11. In a forced harmonic vibration system, what determines the frequency of the system’s response?

a) Damping ratio
b) Amplitude of the forcing function
c) Natural frequency of the system
d) Mass of the system

Answer: c) Natural frequency of the system
Explanation: The frequency of the system’s response in forced harmonic vibration is determined by its natural frequency, which is an inherent property of the system and remains constant.

12. How does the presence of multiple discs affect the critical speed of a shaft?

a) Increases critical speed
b) Decreases critical speed
c) Does not affect critical speed
d) Introduces secondary critical speeds

Answer: d) Introduces secondary critical speeds
Explanation: The presence of multiple discs introduces additional modes of instability, leading to secondary critical speeds beyond the primary critical speed of the shaft.

13. What is the primary purpose of vibration isolation systems?

a) To amplify vibrations
b) To reduce transmitted forces and motions
c) To increase structural stiffness
d) To introduce damping into the system

Answer: b) To reduce transmitted forces and motions
Explanation: Vibration isolation systems are designed to reduce the transmission of vibrations from one part of a system to another, thus minimizing the impact of vibrations on surrounding components.

14. Which characteristic of a shaft determines its critical speed in the absence of damping?

a) Length
b) Diameter
c) Material composition
d) Stiffness

Explanation: In the absence of damping, the critical speed of a shaft is primarily determined by its stiffness, as this influences its natural frequency of vibration.

15. What is the primary factor influencing the magnitude of motion transmitted through a vibration isolation system?

a) Stiffness of the system
b) Damping of the system
c) Mass of the system
d) Frequency of the excitation

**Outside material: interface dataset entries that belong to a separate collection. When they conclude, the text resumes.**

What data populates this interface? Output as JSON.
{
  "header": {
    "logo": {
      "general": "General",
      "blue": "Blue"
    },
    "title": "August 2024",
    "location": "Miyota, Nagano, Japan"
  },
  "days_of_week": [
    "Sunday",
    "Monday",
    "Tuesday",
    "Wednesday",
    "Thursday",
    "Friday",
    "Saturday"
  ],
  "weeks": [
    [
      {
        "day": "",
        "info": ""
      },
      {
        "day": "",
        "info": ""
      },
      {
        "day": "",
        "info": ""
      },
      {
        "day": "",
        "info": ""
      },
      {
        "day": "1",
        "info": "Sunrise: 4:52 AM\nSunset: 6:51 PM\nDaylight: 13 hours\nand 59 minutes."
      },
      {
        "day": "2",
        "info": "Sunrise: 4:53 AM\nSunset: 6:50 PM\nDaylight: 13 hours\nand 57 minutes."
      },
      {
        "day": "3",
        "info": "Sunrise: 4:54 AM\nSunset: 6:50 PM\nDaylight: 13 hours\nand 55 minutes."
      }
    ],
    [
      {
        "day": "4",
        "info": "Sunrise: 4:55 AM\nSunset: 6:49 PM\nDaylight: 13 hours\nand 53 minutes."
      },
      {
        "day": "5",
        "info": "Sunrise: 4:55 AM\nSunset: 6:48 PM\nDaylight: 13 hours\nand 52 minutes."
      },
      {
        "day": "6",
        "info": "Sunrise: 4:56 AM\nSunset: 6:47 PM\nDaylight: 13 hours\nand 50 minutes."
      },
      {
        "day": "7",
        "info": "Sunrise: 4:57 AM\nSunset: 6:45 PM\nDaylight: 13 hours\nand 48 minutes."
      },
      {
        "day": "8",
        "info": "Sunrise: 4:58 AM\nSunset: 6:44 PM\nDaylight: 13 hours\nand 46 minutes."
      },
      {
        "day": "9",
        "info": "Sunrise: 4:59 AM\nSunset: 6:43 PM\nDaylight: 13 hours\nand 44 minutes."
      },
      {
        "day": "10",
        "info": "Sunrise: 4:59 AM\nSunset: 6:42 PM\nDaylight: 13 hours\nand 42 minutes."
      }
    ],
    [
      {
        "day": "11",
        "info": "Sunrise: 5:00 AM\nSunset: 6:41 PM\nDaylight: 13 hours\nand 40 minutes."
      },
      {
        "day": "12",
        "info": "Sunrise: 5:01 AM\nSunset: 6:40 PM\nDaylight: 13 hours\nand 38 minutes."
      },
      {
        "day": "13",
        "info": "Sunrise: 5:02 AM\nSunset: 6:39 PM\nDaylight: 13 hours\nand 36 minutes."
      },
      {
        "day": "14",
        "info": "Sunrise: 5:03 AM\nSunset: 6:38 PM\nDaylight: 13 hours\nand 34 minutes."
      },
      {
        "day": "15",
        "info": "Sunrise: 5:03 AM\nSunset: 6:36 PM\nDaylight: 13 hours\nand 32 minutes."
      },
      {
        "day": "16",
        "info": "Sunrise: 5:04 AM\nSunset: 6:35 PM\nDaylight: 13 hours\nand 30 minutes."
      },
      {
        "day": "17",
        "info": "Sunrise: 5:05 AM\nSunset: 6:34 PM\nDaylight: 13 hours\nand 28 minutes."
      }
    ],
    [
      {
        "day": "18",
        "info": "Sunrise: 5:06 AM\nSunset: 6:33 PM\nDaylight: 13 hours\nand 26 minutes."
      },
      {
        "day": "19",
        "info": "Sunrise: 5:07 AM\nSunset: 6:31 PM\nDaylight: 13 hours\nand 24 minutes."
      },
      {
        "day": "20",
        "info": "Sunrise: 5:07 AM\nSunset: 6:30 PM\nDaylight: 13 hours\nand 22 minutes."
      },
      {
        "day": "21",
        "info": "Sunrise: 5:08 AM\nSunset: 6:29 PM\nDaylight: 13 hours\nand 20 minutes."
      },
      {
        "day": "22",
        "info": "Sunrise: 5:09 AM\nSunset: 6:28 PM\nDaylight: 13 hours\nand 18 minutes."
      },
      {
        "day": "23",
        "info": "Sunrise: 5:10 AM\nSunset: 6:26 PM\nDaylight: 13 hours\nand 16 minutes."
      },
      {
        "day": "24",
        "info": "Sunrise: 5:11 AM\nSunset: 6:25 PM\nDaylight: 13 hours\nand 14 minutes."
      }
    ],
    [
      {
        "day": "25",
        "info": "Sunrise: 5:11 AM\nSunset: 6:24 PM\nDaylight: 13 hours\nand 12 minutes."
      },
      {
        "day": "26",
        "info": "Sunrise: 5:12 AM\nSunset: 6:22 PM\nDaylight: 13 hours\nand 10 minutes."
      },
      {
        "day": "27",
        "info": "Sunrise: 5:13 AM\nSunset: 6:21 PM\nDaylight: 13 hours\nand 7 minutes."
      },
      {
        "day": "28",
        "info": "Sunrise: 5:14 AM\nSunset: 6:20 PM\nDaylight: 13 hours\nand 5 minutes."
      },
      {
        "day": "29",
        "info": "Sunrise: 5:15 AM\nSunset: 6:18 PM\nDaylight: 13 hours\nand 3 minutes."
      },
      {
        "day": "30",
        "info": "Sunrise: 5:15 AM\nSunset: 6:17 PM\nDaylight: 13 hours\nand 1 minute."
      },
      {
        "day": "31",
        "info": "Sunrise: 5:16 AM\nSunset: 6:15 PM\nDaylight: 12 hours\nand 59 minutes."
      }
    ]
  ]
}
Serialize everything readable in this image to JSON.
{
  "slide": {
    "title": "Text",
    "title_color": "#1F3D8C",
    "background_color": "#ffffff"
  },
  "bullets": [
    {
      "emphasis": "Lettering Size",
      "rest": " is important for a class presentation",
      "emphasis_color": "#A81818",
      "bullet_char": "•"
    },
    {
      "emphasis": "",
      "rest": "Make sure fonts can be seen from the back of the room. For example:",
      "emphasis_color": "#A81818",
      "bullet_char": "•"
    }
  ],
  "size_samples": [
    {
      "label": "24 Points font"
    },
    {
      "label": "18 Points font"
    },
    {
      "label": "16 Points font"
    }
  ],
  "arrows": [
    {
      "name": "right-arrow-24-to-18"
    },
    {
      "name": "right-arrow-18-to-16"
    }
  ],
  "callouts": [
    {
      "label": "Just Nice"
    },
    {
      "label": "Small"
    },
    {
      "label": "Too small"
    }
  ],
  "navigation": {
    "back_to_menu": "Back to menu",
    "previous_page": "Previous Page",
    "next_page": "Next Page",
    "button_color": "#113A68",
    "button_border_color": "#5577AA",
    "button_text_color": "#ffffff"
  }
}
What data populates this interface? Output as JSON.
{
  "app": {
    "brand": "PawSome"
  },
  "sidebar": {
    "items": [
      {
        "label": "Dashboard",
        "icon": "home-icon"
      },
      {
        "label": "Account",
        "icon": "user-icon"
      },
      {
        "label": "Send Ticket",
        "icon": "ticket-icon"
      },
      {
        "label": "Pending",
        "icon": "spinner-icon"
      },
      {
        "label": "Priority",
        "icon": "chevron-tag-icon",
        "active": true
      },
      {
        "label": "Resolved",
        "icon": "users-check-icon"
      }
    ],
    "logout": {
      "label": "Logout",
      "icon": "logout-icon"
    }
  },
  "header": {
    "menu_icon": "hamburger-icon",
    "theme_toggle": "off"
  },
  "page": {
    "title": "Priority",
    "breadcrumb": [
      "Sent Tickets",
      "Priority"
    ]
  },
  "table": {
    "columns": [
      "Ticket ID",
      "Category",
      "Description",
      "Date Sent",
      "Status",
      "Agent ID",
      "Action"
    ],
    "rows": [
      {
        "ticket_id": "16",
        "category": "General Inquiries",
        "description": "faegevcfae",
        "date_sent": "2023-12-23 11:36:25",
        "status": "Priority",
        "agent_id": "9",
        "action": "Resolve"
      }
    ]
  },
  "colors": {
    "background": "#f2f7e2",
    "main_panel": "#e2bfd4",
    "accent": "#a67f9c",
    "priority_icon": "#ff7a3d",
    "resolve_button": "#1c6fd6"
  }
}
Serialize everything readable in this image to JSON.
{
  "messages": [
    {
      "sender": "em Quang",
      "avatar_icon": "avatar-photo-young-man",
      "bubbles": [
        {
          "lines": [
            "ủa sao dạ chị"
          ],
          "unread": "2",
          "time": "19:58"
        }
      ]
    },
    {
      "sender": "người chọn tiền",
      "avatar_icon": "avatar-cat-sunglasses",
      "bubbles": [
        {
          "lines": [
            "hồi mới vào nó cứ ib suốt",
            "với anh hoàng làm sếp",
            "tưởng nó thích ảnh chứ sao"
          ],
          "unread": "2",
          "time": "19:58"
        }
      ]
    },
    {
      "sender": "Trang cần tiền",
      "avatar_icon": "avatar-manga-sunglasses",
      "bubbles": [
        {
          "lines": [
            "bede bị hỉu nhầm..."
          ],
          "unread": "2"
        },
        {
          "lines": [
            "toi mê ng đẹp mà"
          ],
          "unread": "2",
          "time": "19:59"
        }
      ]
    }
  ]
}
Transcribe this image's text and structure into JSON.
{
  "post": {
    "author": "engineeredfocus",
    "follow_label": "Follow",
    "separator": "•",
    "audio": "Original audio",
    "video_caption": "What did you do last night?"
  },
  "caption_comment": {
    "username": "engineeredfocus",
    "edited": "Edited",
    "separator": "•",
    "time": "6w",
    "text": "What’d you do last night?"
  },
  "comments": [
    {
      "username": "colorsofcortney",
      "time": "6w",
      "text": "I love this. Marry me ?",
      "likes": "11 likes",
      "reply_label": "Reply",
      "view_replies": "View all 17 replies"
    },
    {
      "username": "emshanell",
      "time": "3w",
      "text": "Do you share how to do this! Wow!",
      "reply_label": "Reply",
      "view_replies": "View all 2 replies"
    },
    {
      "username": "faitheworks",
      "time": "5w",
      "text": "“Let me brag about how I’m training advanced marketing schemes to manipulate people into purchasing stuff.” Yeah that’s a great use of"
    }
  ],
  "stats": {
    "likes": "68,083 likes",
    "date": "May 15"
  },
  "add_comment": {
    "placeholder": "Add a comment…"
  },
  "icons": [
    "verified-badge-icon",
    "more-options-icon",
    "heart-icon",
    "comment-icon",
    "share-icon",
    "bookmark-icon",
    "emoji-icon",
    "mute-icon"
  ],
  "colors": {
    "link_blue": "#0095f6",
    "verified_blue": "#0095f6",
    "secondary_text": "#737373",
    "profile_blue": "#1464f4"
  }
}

Answer: a) Stiffness of the system
Explanation: The stiffness of a vibration isolation system plays a significant role in determining the magnitude of motion transmitted through it, with higher stiffness leading to greater isolation effectiveness.

16. What phenomenon occurs when the excitation frequency matches the natural frequency of a vibrating system?

a) Forced vibration
b) Resonance
c) Damping
d) Isolation

Explanation: Resonance occurs when the excitation frequency of a vibrating system matches its natural frequency, resulting in amplified vibrations and potentially detrimental effects.

17. What is the primary function of seismic instruments?

a) To measure vibration isolation effectiveness
b) To detect earthquakes
c) To monitor critical speeds in rotating machinery
d) To measure forces transmitted through a system

Explanation: Seismic instruments are primarily used to detect and measure seismic waves generated by earthquakes, allowing for monitoring and analysis of seismic activity.

18. How does damping affect the motion transmissibility of a vibration isolation system?

a) Damping increases motion transmissibility
b) Damping decreases motion transmissibility
c) Damping has no effect on motion transmissibility
d) Damping introduces secondary critical speeds

Answer: b) Damping decreases motion transmissibility
Explanation: Damping in a vibration isolation system reduces the magnitude of transmitted vibrations, thereby decreasing motion transmissibility and improving isolation effectiveness.

19. What characteristic of a vibrating system determines its natural frequency?

a) Stiffness
b) Damping
c) Mass
d) Frequency of excitation